vehicles were outlawed.
c) 50 vehicles would be purchased and 50 residents would be better off if such
vehicles were outlawed.
d) 10 vehicles would be purchased and 90 residents would be better off if such
vehicles were outlawed.
e) 100 units would be purchased and all 100 residents would be better off if
such vehicles were outlawed.
14. Now suppose that Los Locos imposes a tax of $2000 on every resident who
buys an offroad vehicle. The revenues collected from this tax are distributed
equally among all residents of Los Locos. With the tax in place, how many
residents of Los Locos will buy offroad vehicles, and how much tax revenue will
the government distribute to each resident?
a) 50 residents will buy offroad vehicles and each resident will receive $1,000
from the tax revenue that is collected.
b) 10 residents will buy offroad vehicles and each resident will receive $200
from the tax revenue that is collected.
c) Nobody will buy an offroad vehicle and each resident will receive $0 from the
tax revenue that is collected.
d) 100 residents will buy an offroad vehicle and each resident will receive
$2000 from the tax revenue that is collected.
e) None of the above.
15. Compared to the situation that existed when there was no government
interference in the Los Locos market for offroad vehicles, who gains and who
loses from the $2,000 tax imposed on buyers of offroad vehicles? (In answering
this question, be sure to take account of the fact that the tax revenues
collected are distributed equally among all residents of Los Locos.)
a) Residents with the lowest buyer values for offroad vehicles are better off
with the tax, and residents with the highest buyer values and residents with
intermediate buyer values are worse off with the tax.
b) All residents are worse off with the tax.
c) Residents with the highest buyer values for offroad vehicles are better off
with the tax, and residents with the lowest buyer values are worse off with the
tax.
d) Residents with the lowest buyer values for offroad vehicles and residents
with intermediate buyer values are better off with the tax, and residents with
the highest buyer values are just as well off with the tax as without the tax.
e) All residents are better off with the tax.
THE NEXT THREE QUESTIONS ARE BASED ON THE FOLLOWING SITUATION: Consider the

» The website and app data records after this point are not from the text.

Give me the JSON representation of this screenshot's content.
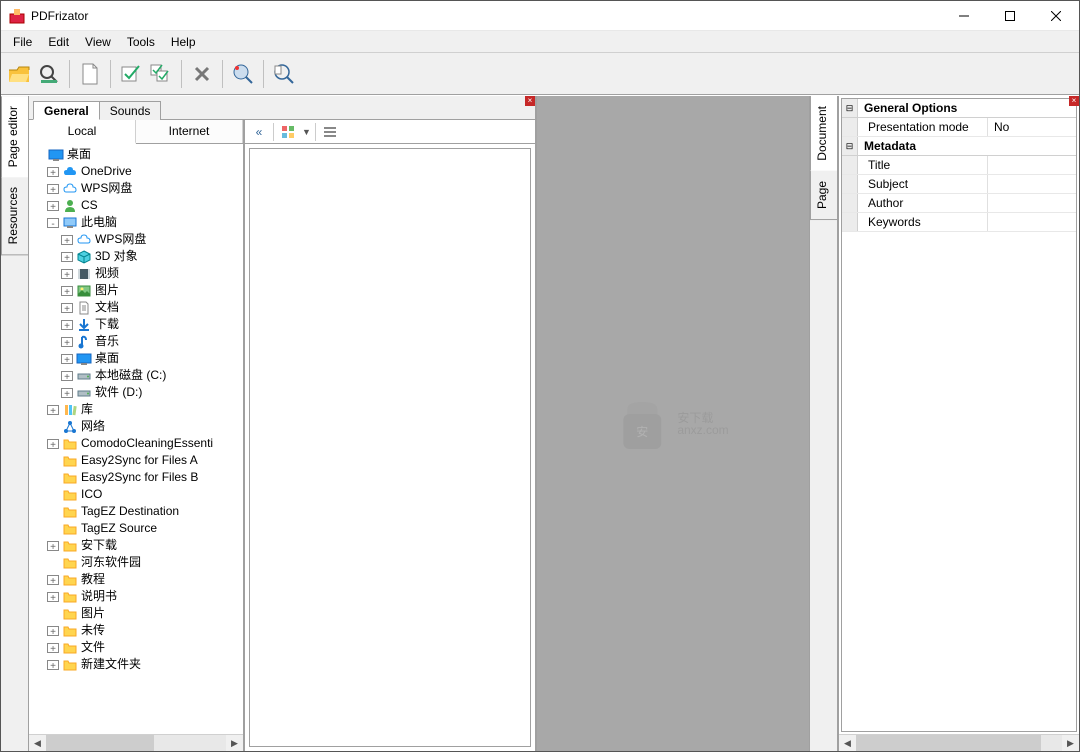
{
  "title": "PDFrizator",
  "menu": [
    "File",
    "Edit",
    "View",
    "Tools",
    "Help"
  ],
  "left_vertical_tabs": [
    "Page editor",
    "Resources"
  ],
  "leftpane_tabs": [
    "General",
    "Sounds"
  ],
  "leftpane_subtabs": [
    "Local",
    "Internet"
  ],
  "right_vertical_tabs": [
    "Document",
    "Page"
  ],
  "tree": [
    {
      "level": 1,
      "twisty": "",
      "icon": "desktop",
      "label": "桌面"
    },
    {
      "level": 2,
      "twisty": "+",
      "icon": "cloud-blue",
      "label": "OneDrive"
    },
    {
      "level": 2,
      "twisty": "+",
      "icon": "cloud-outline",
      "label": "WPS网盘"
    },
    {
      "level": 2,
      "twisty": "+",
      "icon": "user",
      "label": "CS"
    },
    {
      "level": 2,
      "twisty": "-",
      "icon": "computer",
      "label": "此电脑"
    },
    {
      "level": 3,
      "twisty": "+",
      "icon": "cloud-outline",
      "label": "WPS网盘"
    },
    {
      "level": 3,
      "twisty": "+",
      "icon": "cube",
      "label": "3D 对象"
    },
    {
      "level": 3,
      "twisty": "+",
      "icon": "video",
      "label": "视频"
    },
    {
      "level": 3,
      "twisty": "+",
      "icon": "picture",
      "label": "图片"
    },
    {
      "level": 3,
      "twisty": "+",
      "icon": "document",
      "label": "文档"
    },
    {
      "level": 3,
      "twisty": "+",
      "icon": "download",
      "label": "下载"
    },
    {
      "level": 3,
      "twisty": "+",
      "icon": "music",
      "label": "音乐"
    },
    {
      "level": 3,
      "twisty": "+",
      "icon": "desktop",
      "label": "桌面"
    },
    {
      "level": 3,
      "twisty": "+",
      "icon": "drive",
      "label": "本地磁盘 (C:)"
    },
    {
      "level": 3,
      "twisty": "+",
      "icon": "drive",
      "label": "软件 (D:)"
    },
    {
      "level": 2,
      "twisty": "+",
      "icon": "library",
      "label": "库"
    },
    {
      "level": 2,
      "twisty": "",
      "icon": "network",
      "label": "网络"
    },
    {
      "level": 2,
      "twisty": "+",
      "icon": "folder",
      "label": "ComodoCleaningEssenti"
    },
    {
      "level": 2,
      "twisty": "",
      "icon": "folder",
      "label": "Easy2Sync for Files A"
    },
    {
      "level": 2,
      "twisty": "",
      "icon": "folder",
      "label": "Easy2Sync for Files B"
    },
    {
      "level": 2,
      "twisty": "",
      "icon": "folder",
      "label": "ICO"
    },
    {
      "level": 2,
      "twisty": "",
      "icon": "folder",
      "label": "TagEZ Destination"
    },
    {
      "level": 2,
      "twisty": "",
      "icon": "folder",
      "label": "TagEZ Source"
    },
    {
      "level": 2,
      "twisty": "+",
      "icon": "folder",
      "label": "安下载"
    },
    {
      "level": 2,
      "twisty": "",
      "icon": "folder",
      "label": "河东软件园"
    },
    {
      "level": 2,
      "twisty": "+",
      "icon": "folder",
      "label": "教程"
    },
    {
      "level": 2,
      "twisty": "+",
      "icon": "folder",
      "label": "说明书"
    },
    {
      "level": 2,
      "twisty": "",
      "icon": "folder",
      "label": "图片"
    },
    {
      "level": 2,
      "twisty": "+",
      "icon": "folder",
      "label": "未传"
    },
    {
      "level": 2,
      "twisty": "+",
      "icon": "folder",
      "label": "文件"
    },
    {
      "level": 2,
      "twisty": "+",
      "icon": "folder",
      "label": "新建文件夹"
    }
  ],
  "properties": {
    "cat1": "General Options",
    "presentation_mode_label": "Presentation mode",
    "presentation_mode_value": "No",
    "cat2": "Metadata",
    "title_label": "Title",
    "title_value": "",
    "subject_label": "Subject",
    "subject_value": "",
    "author_label": "Author",
    "author_value": "",
    "keywords_label": "Keywords",
    "keywords_value": ""
  },
  "thumb_toolbar_collapse": "«",
  "watermark": "安下载\nanxz.com"
}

market for a good that generates harmful pollution. In particular, every unit
of the good that is produced imposes $3 of pollution damage on society.
Participating in this market are 12 consumers, each of whom will buy at most one
unit of the good, and 11 suppliers, each of whom will sell at most one unit of
the good. The distribution of buyer values (or buyer reservation prices) is as
follows:
Buyer Value Number of Buyers
$1 2
$3 4
$5 3
$9 3
The distribution of seller costs (or seller reservation prices) is as follows:
Seller Cost Number of Sellers
$2 2
$4 5
$6 4
16. Without any intervention in this market, how many units of the good would
be produced in a competitive equilibrium?
a) 2
b) 3
c) 4
d) 6
e) 9
17. How many units of the good should be produced to obtain the socially
efficient outcome?
a) 2
b) 3
c) 4
d) 6
e) 9
18. Under these circumstances, what is the deadweight loss associated with the
competitive equilibrium?
a) $6
b) $8
c) $11
d) $17
e) $22
Correct Answers:
1. b
2. a
3. c
4. d
5. b
6. a
7. d
8. c
9. e
10. c
11. b
12. d
13. a
14. b
15. d
16. d
17. b
18. a